*Goal of the exercise*: Restate each record word for word, omitting whatever pictures it holds.

*The records*:
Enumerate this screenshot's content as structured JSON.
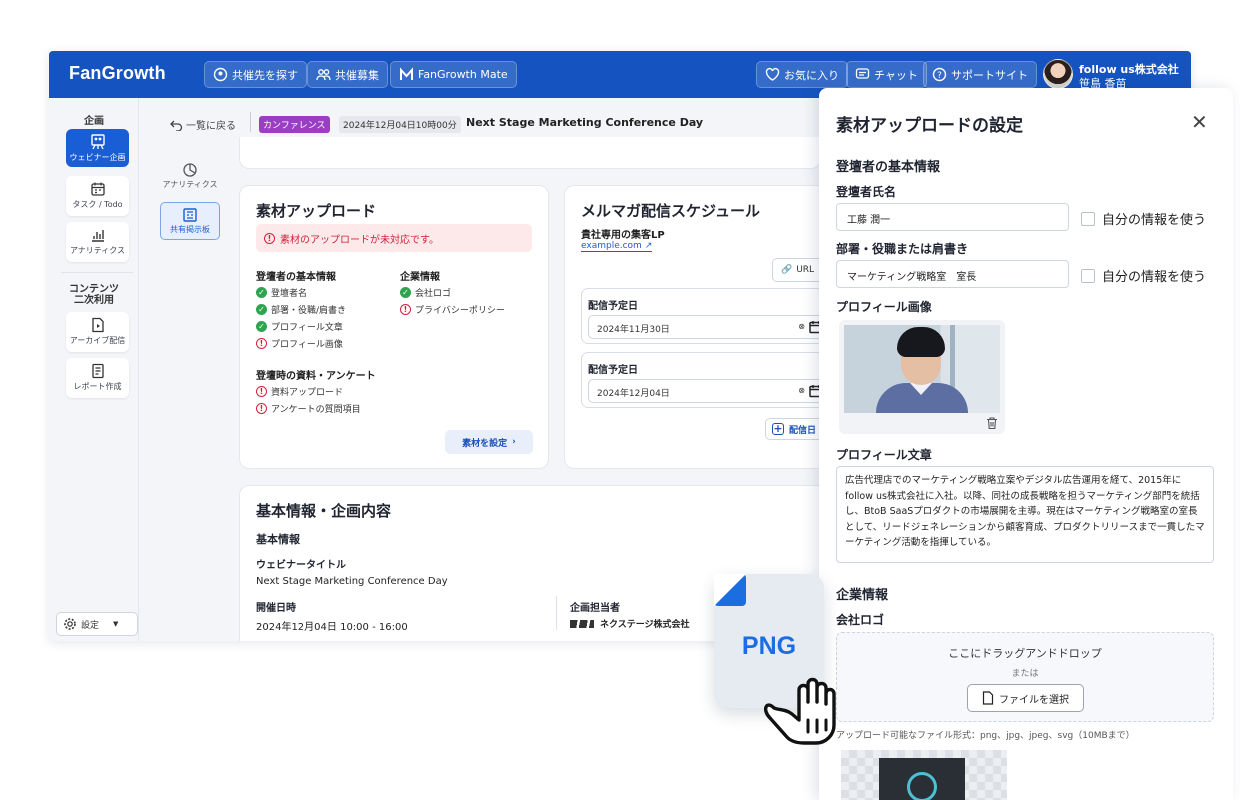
{
  "app": {
    "logo": "FanGrowth",
    "nav": {
      "find_partner": "共催先を探す",
      "recruit": "共催募集",
      "mate": "FanGrowth Mate",
      "favorites": "お気に入り",
      "chat": "チャット",
      "support": "サポートサイト"
    },
    "user": {
      "company": "follow us株式会社",
      "name": "笹島 香苗"
    },
    "colors": {
      "primary": "#1554c0",
      "accent": "#1a6ee0",
      "error": "#d21f3c",
      "success": "#2ea44f",
      "tag_purple": "#9a3fc4"
    }
  },
  "rail": {
    "section_plan": "企画",
    "webinar": "ウェビナー企画",
    "tasks": "タスク / Todo",
    "analytics": "アナリティクス",
    "section_content": "コンテンツ\n二次利用",
    "archive": "アーカイブ配信",
    "report": "レポート作成",
    "settings": "設定"
  },
  "subtabs": {
    "analytics": "アナリティクス",
    "board": "共有掲示板"
  },
  "breadcrumb": {
    "back": "一覧に戻る",
    "tag": "カンファレンス",
    "datetime": "2024年12月04日10時00分",
    "title": "Next Stage Marketing Conference Day"
  },
  "upload_card": {
    "title": "素材アップロード",
    "alert": "素材のアップロードが未対応です。",
    "speaker_head": "登壇者の基本情報",
    "speaker_items": [
      {
        "label": "登壇者名",
        "status": "ok"
      },
      {
        "label": "部署・役職/肩書き",
        "status": "ok"
      },
      {
        "label": "プロフィール文章",
        "status": "ok"
      },
      {
        "label": "プロフィール画像",
        "status": "ng"
      }
    ],
    "company_head": "企業情報",
    "company_items": [
      {
        "label": "会社ロゴ",
        "status": "ok"
      },
      {
        "label": "プライバシーポリシー",
        "status": "ng"
      }
    ],
    "material_head": "登壇時の資料・アンケート",
    "material_items": [
      {
        "label": "資料アップロード",
        "status": "ng"
      },
      {
        "label": "アンケートの質問項目",
        "status": "ng"
      }
    ],
    "button": "素材を設定"
  },
  "mail_card": {
    "title": "メルマガ配信スケジュール",
    "lp_label": "貴社専用の集客LP",
    "lp_link": "example.com",
    "url_button": "URL",
    "schedules": [
      {
        "label": "配信予定日",
        "date": "2024年11月30日"
      },
      {
        "label": "配信予定日",
        "date": "2024年12月04日"
      }
    ],
    "add_button": "配信日"
  },
  "info_card": {
    "title": "基本情報・企画内容",
    "sub": "基本情報",
    "webinar_title_label": "ウェビナータイトル",
    "webinar_title": "Next Stage Marketing Conference Day",
    "datetime_label": "開催日時",
    "datetime": "2024年12月04日 10:00 - 16:00",
    "owner_label": "企画担当者",
    "owner": "ネクステージ株式会社"
  },
  "drawer": {
    "title": "素材アップロードの設定",
    "speaker_section": "登壇者の基本情報",
    "name_label": "登壇者氏名",
    "name_value": "工藤 潤一",
    "use_my_info": "自分の情報を使う",
    "dept_label": "部署・役職または肩書き",
    "dept_value": "マーケティング戦略室　室長",
    "photo_label": "プロフィール画像",
    "bio_label": "プロフィール文章",
    "bio": "広告代理店でのマーケティング戦略立案やデジタル広告運用を経て、2015年にfollow us株式会社に入社。以降、同社の成長戦略を担うマーケティング部門を統括し、BtoB SaaSプロダクトの市場展開を主導。現在はマーケティング戦略室の室長として、リードジェネレーションから顧客育成、プロダクトリリースまで一貫したマーケティング活動を指揮している。",
    "company_section": "企業情報",
    "logo_label": "会社ロゴ",
    "drop_text": "ここにドラッグアンドドロップ",
    "or_text": "または",
    "select_file": "ファイルを選択",
    "formats": "アップロード可能なファイル形式：png、jpg、jpeg、svg（10MBまで）"
  },
  "file_overlay": {
    "label": "PNG"
  }
}
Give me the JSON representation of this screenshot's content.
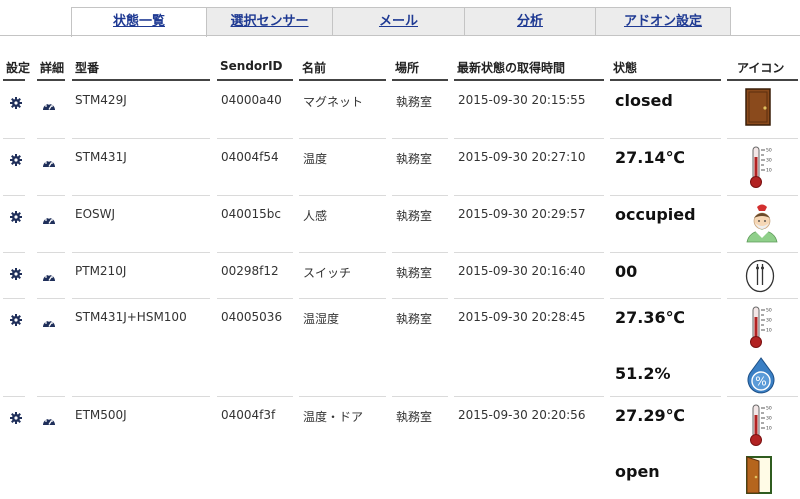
{
  "tabs": [
    "状態一覧",
    "選択センサー",
    "メール",
    "分析",
    "アドオン設定"
  ],
  "columns": {
    "settings": "設定",
    "detail": "詳細",
    "model": "型番",
    "sensor_id": "SendorID",
    "name": "名前",
    "location": "場所",
    "time": "最新状態の取得時間",
    "state": "状態",
    "icon": "アイコン"
  },
  "rows": [
    {
      "model": "STM429J",
      "sensor_id": "04000a40",
      "name": "マグネット",
      "location": "執務室",
      "time": "2015-09-30 20:15:55",
      "state": "closed",
      "icon": "closed-door-icon"
    },
    {
      "model": "STM431J",
      "sensor_id": "04004f54",
      "name": "温度",
      "location": "執務室",
      "time": "2015-09-30 20:27:10",
      "state": "27.14℃",
      "icon": "thermometer-icon"
    },
    {
      "model": "EOSWJ",
      "sensor_id": "040015bc",
      "name": "人感",
      "location": "執務室",
      "time": "2015-09-30 20:29:57",
      "state": "occupied",
      "icon": "person-icon"
    },
    {
      "model": "PTM210J",
      "sensor_id": "00298f12",
      "name": "スイッチ",
      "location": "執務室",
      "time": "2015-09-30 20:16:40",
      "state": "00",
      "icon": "switch-icon"
    },
    {
      "model": "STM431J+HSM100",
      "sensor_id": "04005036",
      "name": "温湿度",
      "location": "執務室",
      "time": "2015-09-30 20:28:45",
      "state": "27.36℃",
      "icon": "thermometer-icon",
      "state2": "51.2%",
      "icon2": "humidity-icon"
    },
    {
      "model": "ETM500J",
      "sensor_id": "04004f3f",
      "name": "温度・ドア",
      "location": "執務室",
      "time": "2015-09-30 20:20:56",
      "state": "27.29℃",
      "icon": "thermometer-icon",
      "state2": "open",
      "icon2": "open-door-icon"
    }
  ]
}
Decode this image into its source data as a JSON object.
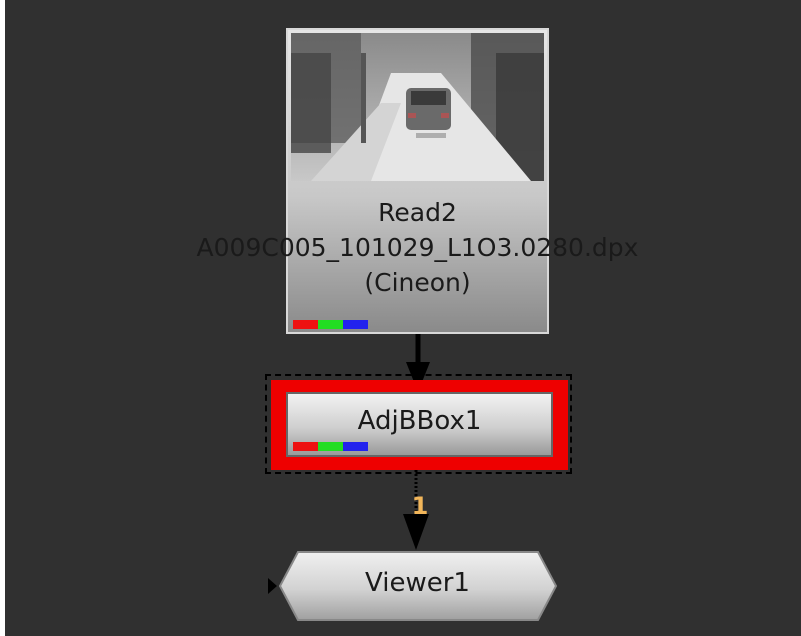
{
  "colors": {
    "canvas_background": "#303030",
    "selection_highlight": "#ee0000",
    "input_number": "#f2b65a",
    "channel_red": "#ee1111",
    "channel_green": "#22dd22",
    "channel_blue": "#2222ee"
  },
  "nodes": {
    "read": {
      "name": "Read2",
      "file": "A009C005_101029_L1O3.0280.dpx",
      "colorspace": "(Cineon)",
      "thumbnail": "snowy-road-car-thumbnail"
    },
    "adjbbox": {
      "name": "AdjBBox1",
      "selected": true
    },
    "viewer": {
      "name": "Viewer1"
    }
  },
  "connections": {
    "viewer_input_label": "1"
  },
  "channels": [
    "red",
    "green",
    "blue"
  ]
}
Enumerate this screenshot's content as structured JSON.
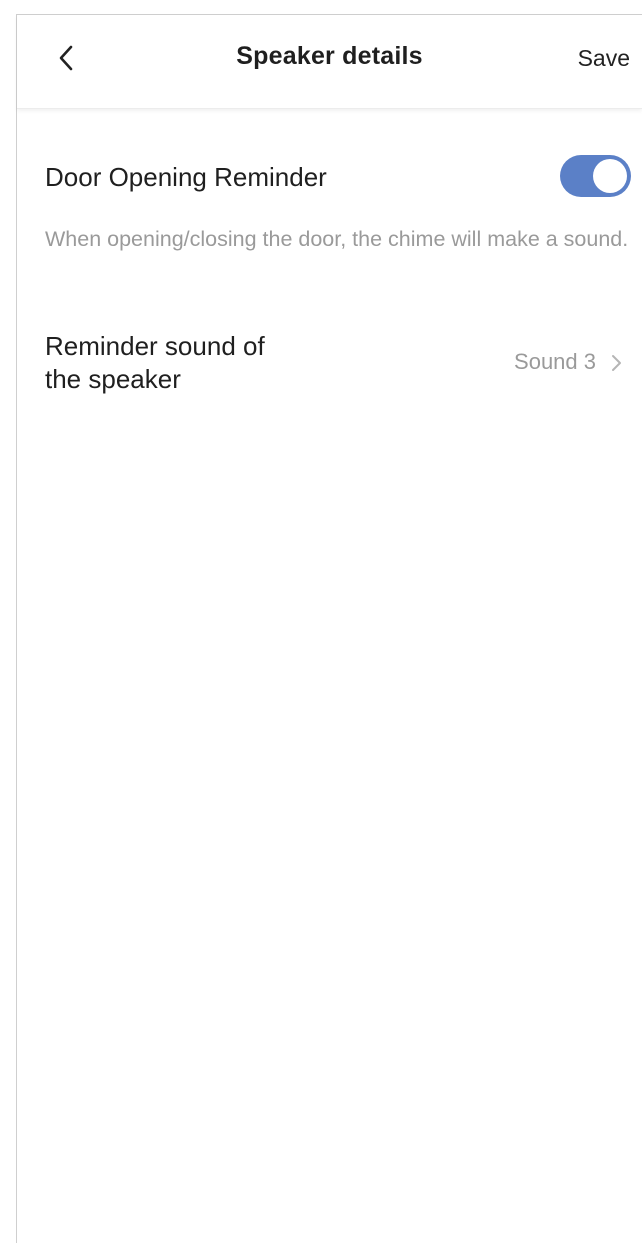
{
  "header": {
    "title": "Speaker details",
    "save_label": "Save",
    "back_icon": "chevron-left-icon"
  },
  "door_reminder": {
    "label": "Door Opening Reminder",
    "enabled": true,
    "description": "When opening/closing the door, the chime will make a sound."
  },
  "reminder_sound": {
    "label_line1": "Reminder sound of",
    "label_line2": "the speaker",
    "value": "Sound 3",
    "chevron_icon": "chevron-right-icon"
  },
  "colors": {
    "toggle_on": "#5b80c7",
    "text_primary": "#1f1f1f",
    "text_secondary": "#9a9a9a"
  }
}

*Result for this exercise*:
Enumerate this screenshot's content as structured JSON.
{
  "app": {
    "logo": "FanGrowth",
    "nav": {
      "find_partner": "共催先を探す",
      "recruit": "共催募集",
      "mate": "FanGrowth Mate",
      "favorites": "お気に入り",
      "chat": "チャット",
      "support": "サポートサイト"
    },
    "user": {
      "company": "follow us株式会社",
      "name": "笹島 香苗"
    },
    "colors": {
      "primary": "#1554c0",
      "accent": "#1a6ee0",
      "error": "#d21f3c",
      "success": "#2ea44f",
      "tag_purple": "#9a3fc4"
    }
  },
  "rail": {
    "section_plan": "企画",
    "webinar": "ウェビナー企画",
    "tasks": "タスク / Todo",
    "analytics": "アナリティクス",
    "section_content": "コンテンツ\n二次利用",
    "archive": "アーカイブ配信",
    "report": "レポート作成",
    "settings": "設定"
  },
  "subtabs": {
    "analytics": "アナリティクス",
    "board": "共有掲示板"
  },
  "breadcrumb": {
    "back": "一覧に戻る",
    "tag": "カンファレンス",
    "datetime": "2024年12月04日10時00分",
    "title": "Next Stage Marketing Conference Day"
  },
  "upload_card": {
    "title": "素材アップロード",
    "alert": "素材のアップロードが未対応です。",
    "speaker_head": "登壇者の基本情報",
    "speaker_items": [
      {
        "label": "登壇者名",
        "status": "ok"
      },
      {
        "label": "部署・役職/肩書き",
        "status": "ok"
      },
      {
        "label": "プロフィール文章",
        "status": "ok"
      },
      {
        "label": "プロフィール画像",
        "status": "ng"
      }
    ],
    "company_head": "企業情報",
    "company_items": [
      {
        "label": "会社ロゴ",
        "status": "ok"
      },
      {
        "label": "プライバシーポリシー",
        "status": "ng"
      }
    ],
    "material_head": "登壇時の資料・アンケート",
    "material_items": [
      {
        "label": "資料アップロード",
        "status": "ng"
      },
      {
        "label": "アンケートの質問項目",
        "status": "ng"
      }
    ],
    "button": "素材を設定"
  },
  "mail_card": {
    "title": "メルマガ配信スケジュール",
    "lp_label": "貴社専用の集客LP",
    "lp_link": "example.com",
    "url_button": "URL",
    "schedules": [
      {
        "label": "配信予定日",
        "date": "2024年11月30日"
      },
      {
        "label": "配信予定日",
        "date": "2024年12月04日"
      }
    ],
    "add_button": "配信日"
  },
  "info_card": {
    "title": "基本情報・企画内容",
    "sub": "基本情報",
    "webinar_title_label": "ウェビナータイトル",
    "webinar_title": "Next Stage Marketing Conference Day",
    "datetime_label": "開催日時",
    "datetime": "2024年12月04日 10:00 - 16:00",
    "owner_label": "企画担当者",
    "owner": "ネクステージ株式会社"
  },
  "drawer": {
    "title": "素材アップロードの設定",
    "speaker_section": "登壇者の基本情報",
    "name_label": "登壇者氏名",
    "name_value": "工藤 潤一",
    "use_my_info": "自分の情報を使う",
    "dept_label": "部署・役職または肩書き",
    "dept_value": "マーケティング戦略室　室長",
    "photo_label": "プロフィール画像",
    "bio_label": "プロフィール文章",
    "bio": "広告代理店でのマーケティング戦略立案やデジタル広告運用を経て、2015年にfollow us株式会社に入社。以降、同社の成長戦略を担うマーケティング部門を統括し、BtoB SaaSプロダクトの市場展開を主導。現在はマーケティング戦略室の室長として、リードジェネレーションから顧客育成、プロダクトリリースまで一貫したマーケティング活動を指揮している。",
    "company_section": "企業情報",
    "logo_label": "会社ロゴ",
    "drop_text": "ここにドラッグアンドドロップ",
    "or_text": "または",
    "select_file": "ファイルを選択",
    "formats": "アップロード可能なファイル形式：png、jpg、jpeg、svg（10MBまで）"
  },
  "file_overlay": {
    "label": "PNG"
  }
}
Give me the JSON representation of this screenshot's content.
{
  "tabs": [
    "状態一覧",
    "選択センサー",
    "メール",
    "分析",
    "アドオン設定"
  ],
  "columns": {
    "settings": "設定",
    "detail": "詳細",
    "model": "型番",
    "sensor_id": "SendorID",
    "name": "名前",
    "location": "場所",
    "time": "最新状態の取得時間",
    "state": "状態",
    "icon": "アイコン"
  },
  "rows": [
    {
      "model": "STM429J",
      "sensor_id": "04000a40",
      "name": "マグネット",
      "location": "執務室",
      "time": "2015-09-30 20:15:55",
      "state": "closed",
      "icon": "closed-door-icon"
    },
    {
      "model": "STM431J",
      "sensor_id": "04004f54",
      "name": "温度",
      "location": "執務室",
      "time": "2015-09-30 20:27:10",
      "state": "27.14℃",
      "icon": "thermometer-icon"
    },
    {
      "model": "EOSWJ",
      "sensor_id": "040015bc",
      "name": "人感",
      "location": "執務室",
      "time": "2015-09-30 20:29:57",
      "state": "occupied",
      "icon": "person-icon"
    },
    {
      "model": "PTM210J",
      "sensor_id": "00298f12",
      "name": "スイッチ",
      "location": "執務室",
      "time": "2015-09-30 20:16:40",
      "state": "00",
      "icon": "switch-icon"
    },
    {
      "model": "STM431J+HSM100",
      "sensor_id": "04005036",
      "name": "温湿度",
      "location": "執務室",
      "time": "2015-09-30 20:28:45",
      "state": "27.36℃",
      "icon": "thermometer-icon",
      "state2": "51.2%",
      "icon2": "humidity-icon"
    },
    {
      "model": "ETM500J",
      "sensor_id": "04004f3f",
      "name": "温度・ドア",
      "location": "執務室",
      "time": "2015-09-30 20:20:56",
      "state": "27.29℃",
      "icon": "thermometer-icon",
      "state2": "open",
      "icon2": "open-door-icon"
    }
  ]
}
Decode this image into its source data as a JSON object.
{
  "colors": {
    "canvas_background": "#303030",
    "selection_highlight": "#ee0000",
    "input_number": "#f2b65a",
    "channel_red": "#ee1111",
    "channel_green": "#22dd22",
    "channel_blue": "#2222ee"
  },
  "nodes": {
    "read": {
      "name": "Read2",
      "file": "A009C005_101029_L1O3.0280.dpx",
      "colorspace": "(Cineon)",
      "thumbnail": "snowy-road-car-thumbnail"
    },
    "adjbbox": {
      "name": "AdjBBox1",
      "selected": true
    },
    "viewer": {
      "name": "Viewer1"
    }
  },
  "connections": {
    "viewer_input_label": "1"
  },
  "channels": [
    "red",
    "green",
    "blue"
  ]
}
Enumerate this screenshot's content as structured JSON.
{
  "header": {
    "title": "Speaker details",
    "save_label": "Save",
    "back_icon": "chevron-left-icon"
  },
  "door_reminder": {
    "label": "Door Opening Reminder",
    "enabled": true,
    "description": "When opening/closing the door, the chime will make a sound."
  },
  "reminder_sound": {
    "label_line1": "Reminder sound of",
    "label_line2": "the speaker",
    "value": "Sound 3",
    "chevron_icon": "chevron-right-icon"
  },
  "colors": {
    "toggle_on": "#5b80c7",
    "text_primary": "#1f1f1f",
    "text_secondary": "#9a9a9a"
  }
}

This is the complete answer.